George’s wife is yet unable to labor or attend to the family concerns and is not likely to recover. The rest of the family are blest with good health. My situation remains uncertain and disagreeable. I have to look for a new residence in April. We are yet blest with health and have been enabled to procure a comfortable subsistance thus far. We have, however, very little aforehand, and the prospect is dark and dull. I expected from what you wrote me that I should have received another letter from you long before this.
The English family and the box you mentioned I have heard no more of. I hope you will not fail to write me soon and let me know how you are prospered etc.
Receive this my son,
From your loving Papa and friend. (74 years old)
My, love, I wish to be remembered to Martha and the children....
Kindness and love,
When fancy leads the way
Now afar we are to stray.
Caroline says, “In 1834 my Father moved again. This time it was across the Hudson River at a place called Caldwell’s Landing. It was just opposite Peckskill, a town on the other side of the Hudson River. We could see West Point from our house. The house was an old Revolutionary War era building with three verandas running around the house, one above the other. Many old historic places were in the near vicinity, and a tavern (hotel) was next door. Our house was a large roomy edifice standing on the banks of the River very near the shore, a lovely place indeed.” She further describes it in verse:
MY OLD HOME ON THE HUDSON RIVER
Oh that home on the hillside, I look back with pleasure
To dear ones once gathered within its wide halls.
My father, my mother, my sisters and brothers,
What a picture of comfort the memory recalls.
And that bright rolling river, the beautiful Hudson
Where often at evening while gliding along,
On it’s blue sparkling waters, in childish enjoyment
We made the air echo with music and song.
How oft’ with my playmates in childish abandon
I’ve roamed through the valleys new pleasures to find.
The murmuring streamlets, the birds singing gaily
Would chase all the gloom and the care from my mind.
Oh those cool shady grapevines, and swings we made in them

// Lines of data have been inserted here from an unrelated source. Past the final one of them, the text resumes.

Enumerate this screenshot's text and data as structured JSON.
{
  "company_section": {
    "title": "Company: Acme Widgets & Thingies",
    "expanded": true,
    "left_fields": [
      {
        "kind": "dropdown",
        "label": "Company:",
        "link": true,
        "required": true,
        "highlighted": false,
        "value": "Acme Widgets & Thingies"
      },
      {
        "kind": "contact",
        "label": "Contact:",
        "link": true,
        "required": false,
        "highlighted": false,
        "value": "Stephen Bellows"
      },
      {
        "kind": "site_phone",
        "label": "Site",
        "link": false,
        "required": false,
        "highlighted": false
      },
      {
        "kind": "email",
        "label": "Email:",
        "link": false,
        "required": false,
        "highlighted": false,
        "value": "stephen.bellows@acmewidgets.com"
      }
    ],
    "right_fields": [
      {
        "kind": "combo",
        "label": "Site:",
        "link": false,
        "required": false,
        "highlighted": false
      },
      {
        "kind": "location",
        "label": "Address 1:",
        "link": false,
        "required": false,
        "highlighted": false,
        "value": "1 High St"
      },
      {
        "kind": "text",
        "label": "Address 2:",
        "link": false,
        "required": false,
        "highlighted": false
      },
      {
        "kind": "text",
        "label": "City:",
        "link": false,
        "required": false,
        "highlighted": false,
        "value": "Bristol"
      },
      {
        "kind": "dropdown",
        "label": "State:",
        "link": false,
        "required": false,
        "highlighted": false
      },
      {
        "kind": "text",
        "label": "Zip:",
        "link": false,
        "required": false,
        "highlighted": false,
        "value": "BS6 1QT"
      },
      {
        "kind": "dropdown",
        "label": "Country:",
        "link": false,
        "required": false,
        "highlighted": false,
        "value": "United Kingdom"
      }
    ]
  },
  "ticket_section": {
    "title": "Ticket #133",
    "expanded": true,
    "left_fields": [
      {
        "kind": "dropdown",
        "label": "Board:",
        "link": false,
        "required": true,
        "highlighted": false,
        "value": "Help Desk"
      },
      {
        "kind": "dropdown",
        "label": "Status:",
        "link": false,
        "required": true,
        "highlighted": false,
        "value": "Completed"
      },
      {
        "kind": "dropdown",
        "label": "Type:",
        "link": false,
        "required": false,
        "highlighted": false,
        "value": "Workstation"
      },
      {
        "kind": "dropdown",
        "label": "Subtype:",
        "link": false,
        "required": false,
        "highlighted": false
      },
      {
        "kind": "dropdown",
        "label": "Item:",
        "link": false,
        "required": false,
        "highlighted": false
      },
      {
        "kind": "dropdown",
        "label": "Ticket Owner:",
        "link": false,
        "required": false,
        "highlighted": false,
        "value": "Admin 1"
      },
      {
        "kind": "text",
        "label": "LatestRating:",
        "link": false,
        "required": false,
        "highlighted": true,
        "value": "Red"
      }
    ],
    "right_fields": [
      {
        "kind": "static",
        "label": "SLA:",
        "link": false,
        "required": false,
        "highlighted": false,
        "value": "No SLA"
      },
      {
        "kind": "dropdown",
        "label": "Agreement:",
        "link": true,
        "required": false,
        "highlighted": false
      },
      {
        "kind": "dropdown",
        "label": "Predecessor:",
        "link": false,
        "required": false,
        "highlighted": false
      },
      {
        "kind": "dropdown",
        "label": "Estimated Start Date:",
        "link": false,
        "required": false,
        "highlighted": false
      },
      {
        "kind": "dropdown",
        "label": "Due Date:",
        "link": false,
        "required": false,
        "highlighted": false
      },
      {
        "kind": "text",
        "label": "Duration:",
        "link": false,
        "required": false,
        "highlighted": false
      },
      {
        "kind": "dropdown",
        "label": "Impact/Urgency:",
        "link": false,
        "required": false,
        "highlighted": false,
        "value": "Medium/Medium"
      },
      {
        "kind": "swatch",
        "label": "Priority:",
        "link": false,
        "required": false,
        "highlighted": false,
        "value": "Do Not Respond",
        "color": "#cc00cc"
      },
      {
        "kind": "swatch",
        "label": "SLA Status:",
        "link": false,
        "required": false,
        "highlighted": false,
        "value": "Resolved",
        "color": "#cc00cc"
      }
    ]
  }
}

Now come to mind with those memories dear.
How we played there at evening, our tasks then all ended
With naught but sweet pleasure.....with never a care.
Oh that bright rolling river, that home on the hillside
With vine covered porches, now come to my view,
And the green grassy meadow, where often at twilight
I gathered the daisies, all wet with the dew.
The old cherished home with the threes on the hilltop
And the brickyard, how plainly it all comes to view,
And the wide spreading chestnuts, the children we played with,
It seems that but yesterday I was there too.
That dear cherished homestead! How often at evening
We talked o’er our pleasures and each had a share.
In the parlor we gathered, with ne’er a chair vacant
And bowed ‘round the alter in family prayer.
And our father invoking the blessings of heaven
To rest on his household, his girls and his boys,
For the blessings of health, for our food and our raiment
And thanked Him for all of our manifold joys.
Oh, I ne’er can forget it, the garden, the orchard
With the wide spreading apple trees, shady and sweet.